Please tally the lines of the records that contain "Graphs" and send back only the total.

Web page and app entries:
=======

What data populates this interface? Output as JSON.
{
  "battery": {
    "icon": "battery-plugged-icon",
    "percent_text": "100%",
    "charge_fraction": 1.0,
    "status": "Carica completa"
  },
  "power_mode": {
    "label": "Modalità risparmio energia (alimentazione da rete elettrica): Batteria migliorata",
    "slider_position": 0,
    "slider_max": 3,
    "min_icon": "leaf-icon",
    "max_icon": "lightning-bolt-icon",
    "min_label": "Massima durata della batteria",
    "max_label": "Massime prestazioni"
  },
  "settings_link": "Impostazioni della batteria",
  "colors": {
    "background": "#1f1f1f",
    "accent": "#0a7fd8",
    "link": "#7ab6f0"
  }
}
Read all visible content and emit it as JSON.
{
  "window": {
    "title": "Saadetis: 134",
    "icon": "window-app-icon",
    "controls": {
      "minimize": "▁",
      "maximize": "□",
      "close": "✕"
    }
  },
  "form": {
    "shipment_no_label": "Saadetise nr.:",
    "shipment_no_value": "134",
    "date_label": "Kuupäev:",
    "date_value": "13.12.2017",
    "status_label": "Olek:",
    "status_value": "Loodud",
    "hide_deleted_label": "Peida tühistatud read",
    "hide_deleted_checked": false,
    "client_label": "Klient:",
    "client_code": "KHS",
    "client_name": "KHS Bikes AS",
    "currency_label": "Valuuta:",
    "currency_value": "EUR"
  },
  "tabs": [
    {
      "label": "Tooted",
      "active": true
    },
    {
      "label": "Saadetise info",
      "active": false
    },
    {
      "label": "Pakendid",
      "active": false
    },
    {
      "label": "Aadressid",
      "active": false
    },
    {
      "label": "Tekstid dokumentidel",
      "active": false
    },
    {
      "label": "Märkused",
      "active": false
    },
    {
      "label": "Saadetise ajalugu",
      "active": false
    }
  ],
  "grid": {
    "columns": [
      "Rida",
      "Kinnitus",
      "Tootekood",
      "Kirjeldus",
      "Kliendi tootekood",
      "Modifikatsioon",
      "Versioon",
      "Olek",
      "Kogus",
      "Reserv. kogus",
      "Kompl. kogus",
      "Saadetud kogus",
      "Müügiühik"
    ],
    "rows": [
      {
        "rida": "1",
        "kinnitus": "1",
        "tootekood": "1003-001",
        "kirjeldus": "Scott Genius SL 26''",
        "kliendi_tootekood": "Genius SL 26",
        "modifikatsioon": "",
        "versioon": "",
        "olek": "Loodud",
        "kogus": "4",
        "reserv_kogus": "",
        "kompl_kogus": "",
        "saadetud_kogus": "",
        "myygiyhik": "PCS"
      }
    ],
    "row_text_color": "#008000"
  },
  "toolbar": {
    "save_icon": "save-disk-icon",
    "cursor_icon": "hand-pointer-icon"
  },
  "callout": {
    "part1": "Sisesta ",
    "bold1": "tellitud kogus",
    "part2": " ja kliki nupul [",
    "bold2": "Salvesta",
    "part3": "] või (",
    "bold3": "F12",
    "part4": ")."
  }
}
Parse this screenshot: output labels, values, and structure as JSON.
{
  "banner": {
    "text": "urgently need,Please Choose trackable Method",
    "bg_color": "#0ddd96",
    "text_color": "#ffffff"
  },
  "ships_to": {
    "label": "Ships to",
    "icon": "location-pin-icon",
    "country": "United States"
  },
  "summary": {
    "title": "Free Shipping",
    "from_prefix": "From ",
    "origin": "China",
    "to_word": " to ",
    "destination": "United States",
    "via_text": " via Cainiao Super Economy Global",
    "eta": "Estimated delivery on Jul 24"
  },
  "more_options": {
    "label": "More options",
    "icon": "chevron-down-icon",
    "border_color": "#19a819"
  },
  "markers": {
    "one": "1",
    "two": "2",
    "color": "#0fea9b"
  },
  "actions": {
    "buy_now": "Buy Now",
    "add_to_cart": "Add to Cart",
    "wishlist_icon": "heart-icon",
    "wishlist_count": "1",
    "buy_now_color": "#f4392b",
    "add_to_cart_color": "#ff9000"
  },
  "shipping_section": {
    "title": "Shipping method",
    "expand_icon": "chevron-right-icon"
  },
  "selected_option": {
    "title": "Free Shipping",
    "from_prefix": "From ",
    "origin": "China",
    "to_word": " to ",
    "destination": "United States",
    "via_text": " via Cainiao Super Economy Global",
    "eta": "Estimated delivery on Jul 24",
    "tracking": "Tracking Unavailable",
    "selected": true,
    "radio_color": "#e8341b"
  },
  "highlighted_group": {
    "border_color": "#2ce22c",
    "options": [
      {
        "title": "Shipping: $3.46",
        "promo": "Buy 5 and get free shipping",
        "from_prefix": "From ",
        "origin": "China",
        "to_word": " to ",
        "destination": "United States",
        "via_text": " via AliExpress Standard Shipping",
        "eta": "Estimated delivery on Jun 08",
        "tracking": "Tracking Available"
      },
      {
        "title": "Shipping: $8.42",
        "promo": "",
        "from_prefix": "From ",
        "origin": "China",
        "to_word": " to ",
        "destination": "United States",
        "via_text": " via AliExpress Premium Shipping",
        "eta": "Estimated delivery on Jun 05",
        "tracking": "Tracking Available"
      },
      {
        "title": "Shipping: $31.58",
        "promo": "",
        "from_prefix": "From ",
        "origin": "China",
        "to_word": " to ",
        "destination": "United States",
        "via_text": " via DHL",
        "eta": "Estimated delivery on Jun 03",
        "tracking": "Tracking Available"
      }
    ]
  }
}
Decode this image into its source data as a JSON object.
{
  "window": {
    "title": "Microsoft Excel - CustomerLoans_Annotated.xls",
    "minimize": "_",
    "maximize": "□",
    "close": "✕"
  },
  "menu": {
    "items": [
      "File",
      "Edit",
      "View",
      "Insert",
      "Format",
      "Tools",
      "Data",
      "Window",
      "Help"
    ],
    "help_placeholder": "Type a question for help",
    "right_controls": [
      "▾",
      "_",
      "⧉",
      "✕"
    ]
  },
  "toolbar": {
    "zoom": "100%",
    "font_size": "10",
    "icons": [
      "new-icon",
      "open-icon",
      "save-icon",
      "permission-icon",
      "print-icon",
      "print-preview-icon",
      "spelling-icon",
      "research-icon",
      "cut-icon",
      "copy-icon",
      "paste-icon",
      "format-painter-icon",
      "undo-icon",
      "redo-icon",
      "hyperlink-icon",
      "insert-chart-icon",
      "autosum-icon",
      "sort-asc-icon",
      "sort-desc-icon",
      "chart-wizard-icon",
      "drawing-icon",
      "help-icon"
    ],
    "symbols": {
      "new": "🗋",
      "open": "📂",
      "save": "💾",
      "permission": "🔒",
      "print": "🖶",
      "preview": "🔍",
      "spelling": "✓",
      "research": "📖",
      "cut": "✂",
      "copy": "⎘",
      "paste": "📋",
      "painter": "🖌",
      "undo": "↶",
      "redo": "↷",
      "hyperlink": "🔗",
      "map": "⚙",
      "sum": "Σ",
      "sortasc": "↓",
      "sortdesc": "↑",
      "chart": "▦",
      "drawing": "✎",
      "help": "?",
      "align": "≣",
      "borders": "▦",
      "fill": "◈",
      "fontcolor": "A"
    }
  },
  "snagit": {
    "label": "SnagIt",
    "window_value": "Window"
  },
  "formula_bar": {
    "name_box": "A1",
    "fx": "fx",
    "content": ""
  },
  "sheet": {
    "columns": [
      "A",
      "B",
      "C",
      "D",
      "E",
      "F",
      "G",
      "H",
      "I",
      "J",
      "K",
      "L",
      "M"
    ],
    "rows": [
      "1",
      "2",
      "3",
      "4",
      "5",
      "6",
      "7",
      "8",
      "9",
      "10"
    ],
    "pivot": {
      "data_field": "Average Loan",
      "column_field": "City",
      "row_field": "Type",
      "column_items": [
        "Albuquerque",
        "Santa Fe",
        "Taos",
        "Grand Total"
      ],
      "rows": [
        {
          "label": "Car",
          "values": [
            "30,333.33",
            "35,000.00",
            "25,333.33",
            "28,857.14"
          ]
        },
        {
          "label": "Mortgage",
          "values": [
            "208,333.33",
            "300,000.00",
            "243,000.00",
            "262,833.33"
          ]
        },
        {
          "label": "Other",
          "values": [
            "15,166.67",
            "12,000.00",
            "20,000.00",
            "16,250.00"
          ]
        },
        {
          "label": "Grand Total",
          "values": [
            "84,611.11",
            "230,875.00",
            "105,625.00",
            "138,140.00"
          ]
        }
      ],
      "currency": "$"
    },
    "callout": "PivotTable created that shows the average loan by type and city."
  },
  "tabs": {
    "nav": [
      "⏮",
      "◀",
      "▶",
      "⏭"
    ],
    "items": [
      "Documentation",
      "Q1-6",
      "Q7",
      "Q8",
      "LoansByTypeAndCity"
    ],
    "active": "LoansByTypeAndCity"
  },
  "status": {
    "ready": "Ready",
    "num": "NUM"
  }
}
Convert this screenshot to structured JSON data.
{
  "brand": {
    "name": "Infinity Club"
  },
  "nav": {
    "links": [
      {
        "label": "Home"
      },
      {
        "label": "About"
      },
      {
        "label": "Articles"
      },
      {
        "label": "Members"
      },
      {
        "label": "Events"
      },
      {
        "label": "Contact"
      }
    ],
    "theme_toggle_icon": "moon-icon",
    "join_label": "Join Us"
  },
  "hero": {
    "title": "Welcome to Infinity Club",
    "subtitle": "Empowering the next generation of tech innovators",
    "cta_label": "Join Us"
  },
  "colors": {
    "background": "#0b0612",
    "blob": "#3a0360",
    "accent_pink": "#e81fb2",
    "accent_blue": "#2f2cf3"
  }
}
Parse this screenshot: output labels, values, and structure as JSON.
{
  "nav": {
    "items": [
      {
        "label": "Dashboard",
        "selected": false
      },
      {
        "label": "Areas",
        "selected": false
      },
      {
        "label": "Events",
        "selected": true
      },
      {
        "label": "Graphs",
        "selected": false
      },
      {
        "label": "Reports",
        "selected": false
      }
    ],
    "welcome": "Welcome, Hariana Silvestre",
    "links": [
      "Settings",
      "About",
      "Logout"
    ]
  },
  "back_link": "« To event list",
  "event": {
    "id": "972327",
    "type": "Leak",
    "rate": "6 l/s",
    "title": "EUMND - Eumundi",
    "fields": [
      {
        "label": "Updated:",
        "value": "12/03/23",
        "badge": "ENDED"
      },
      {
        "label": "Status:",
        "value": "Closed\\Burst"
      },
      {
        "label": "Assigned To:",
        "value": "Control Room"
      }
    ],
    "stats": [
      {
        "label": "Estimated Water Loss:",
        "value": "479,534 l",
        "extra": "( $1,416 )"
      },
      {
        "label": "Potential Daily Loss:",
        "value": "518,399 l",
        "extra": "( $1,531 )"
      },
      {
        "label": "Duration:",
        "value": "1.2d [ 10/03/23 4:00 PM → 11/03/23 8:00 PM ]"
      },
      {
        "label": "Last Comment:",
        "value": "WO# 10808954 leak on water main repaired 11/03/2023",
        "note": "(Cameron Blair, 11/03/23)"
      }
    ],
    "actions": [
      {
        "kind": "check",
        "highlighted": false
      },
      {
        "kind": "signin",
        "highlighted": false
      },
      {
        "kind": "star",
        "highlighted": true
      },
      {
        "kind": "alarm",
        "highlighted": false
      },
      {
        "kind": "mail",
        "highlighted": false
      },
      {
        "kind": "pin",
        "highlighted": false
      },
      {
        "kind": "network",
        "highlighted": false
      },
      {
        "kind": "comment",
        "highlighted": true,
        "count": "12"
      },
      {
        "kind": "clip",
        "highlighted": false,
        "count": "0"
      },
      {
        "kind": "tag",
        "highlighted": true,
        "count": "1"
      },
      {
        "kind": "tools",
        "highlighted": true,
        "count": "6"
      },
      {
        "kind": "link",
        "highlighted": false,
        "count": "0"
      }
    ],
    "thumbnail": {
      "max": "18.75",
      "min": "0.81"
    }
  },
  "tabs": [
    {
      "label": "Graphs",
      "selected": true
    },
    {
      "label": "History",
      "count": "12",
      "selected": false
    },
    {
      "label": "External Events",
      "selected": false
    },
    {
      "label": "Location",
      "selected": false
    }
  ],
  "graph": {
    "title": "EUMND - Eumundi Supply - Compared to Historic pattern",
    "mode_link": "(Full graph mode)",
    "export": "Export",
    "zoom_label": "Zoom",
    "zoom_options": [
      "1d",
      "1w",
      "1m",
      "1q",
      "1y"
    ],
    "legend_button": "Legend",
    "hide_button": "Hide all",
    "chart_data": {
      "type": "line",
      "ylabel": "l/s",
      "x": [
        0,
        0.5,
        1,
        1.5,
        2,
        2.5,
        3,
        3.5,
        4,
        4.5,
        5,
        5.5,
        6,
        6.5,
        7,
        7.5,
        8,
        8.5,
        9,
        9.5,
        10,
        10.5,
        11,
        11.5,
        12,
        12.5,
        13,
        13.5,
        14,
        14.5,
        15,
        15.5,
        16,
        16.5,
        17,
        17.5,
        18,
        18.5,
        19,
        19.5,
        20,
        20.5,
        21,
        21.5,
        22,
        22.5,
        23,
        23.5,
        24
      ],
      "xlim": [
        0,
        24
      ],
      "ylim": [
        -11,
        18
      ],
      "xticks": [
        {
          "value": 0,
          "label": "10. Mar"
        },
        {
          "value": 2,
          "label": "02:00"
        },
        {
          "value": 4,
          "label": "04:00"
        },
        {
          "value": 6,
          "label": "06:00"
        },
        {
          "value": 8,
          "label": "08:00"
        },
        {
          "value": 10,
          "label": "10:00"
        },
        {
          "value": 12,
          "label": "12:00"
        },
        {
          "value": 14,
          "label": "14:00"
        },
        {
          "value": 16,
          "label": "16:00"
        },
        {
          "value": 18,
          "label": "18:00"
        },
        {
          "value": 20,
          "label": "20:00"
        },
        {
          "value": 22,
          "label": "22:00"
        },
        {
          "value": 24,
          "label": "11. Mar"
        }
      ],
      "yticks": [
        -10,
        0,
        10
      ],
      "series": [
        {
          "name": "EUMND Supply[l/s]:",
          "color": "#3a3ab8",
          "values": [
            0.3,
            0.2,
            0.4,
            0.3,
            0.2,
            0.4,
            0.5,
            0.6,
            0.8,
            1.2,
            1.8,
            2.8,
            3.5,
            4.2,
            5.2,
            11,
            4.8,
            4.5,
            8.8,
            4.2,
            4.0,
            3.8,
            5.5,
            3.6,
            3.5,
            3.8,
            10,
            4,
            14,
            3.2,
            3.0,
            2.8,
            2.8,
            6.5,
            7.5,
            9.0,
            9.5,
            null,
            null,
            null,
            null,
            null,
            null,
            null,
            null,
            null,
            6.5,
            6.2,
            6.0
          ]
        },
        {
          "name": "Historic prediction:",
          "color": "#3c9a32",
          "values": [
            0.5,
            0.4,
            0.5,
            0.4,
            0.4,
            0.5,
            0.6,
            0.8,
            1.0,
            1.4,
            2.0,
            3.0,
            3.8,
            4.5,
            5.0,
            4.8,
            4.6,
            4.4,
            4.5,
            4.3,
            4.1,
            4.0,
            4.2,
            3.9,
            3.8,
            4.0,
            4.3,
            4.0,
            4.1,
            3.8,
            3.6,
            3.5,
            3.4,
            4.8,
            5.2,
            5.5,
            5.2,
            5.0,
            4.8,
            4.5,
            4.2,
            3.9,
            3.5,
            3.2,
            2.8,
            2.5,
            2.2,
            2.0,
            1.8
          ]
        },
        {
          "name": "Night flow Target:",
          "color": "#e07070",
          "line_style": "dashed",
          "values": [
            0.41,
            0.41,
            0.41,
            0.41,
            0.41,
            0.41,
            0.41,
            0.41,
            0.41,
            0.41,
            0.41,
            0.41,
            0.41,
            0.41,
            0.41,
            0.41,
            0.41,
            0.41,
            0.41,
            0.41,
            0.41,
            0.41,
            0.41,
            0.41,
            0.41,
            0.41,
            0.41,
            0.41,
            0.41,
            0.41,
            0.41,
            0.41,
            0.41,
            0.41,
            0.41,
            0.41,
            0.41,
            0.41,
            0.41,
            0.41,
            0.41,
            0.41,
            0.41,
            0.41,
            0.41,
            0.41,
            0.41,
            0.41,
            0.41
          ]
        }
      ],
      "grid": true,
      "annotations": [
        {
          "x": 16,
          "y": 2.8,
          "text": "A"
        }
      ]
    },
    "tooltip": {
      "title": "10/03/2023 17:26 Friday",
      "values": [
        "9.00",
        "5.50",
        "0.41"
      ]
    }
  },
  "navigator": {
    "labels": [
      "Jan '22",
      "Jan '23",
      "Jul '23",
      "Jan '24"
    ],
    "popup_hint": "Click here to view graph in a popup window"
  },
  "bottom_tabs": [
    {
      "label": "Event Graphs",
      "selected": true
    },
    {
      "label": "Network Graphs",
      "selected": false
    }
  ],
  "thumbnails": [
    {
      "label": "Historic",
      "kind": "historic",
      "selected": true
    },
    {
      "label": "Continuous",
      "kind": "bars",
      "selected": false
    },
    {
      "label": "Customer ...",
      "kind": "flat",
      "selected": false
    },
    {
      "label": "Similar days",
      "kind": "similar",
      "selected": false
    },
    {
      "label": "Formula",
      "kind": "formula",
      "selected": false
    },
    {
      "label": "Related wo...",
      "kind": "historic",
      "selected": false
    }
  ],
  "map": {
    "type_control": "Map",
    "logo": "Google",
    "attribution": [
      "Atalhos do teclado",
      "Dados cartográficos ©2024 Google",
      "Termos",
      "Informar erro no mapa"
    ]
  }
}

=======

→ ANSWER TO THE PROBLEM: 4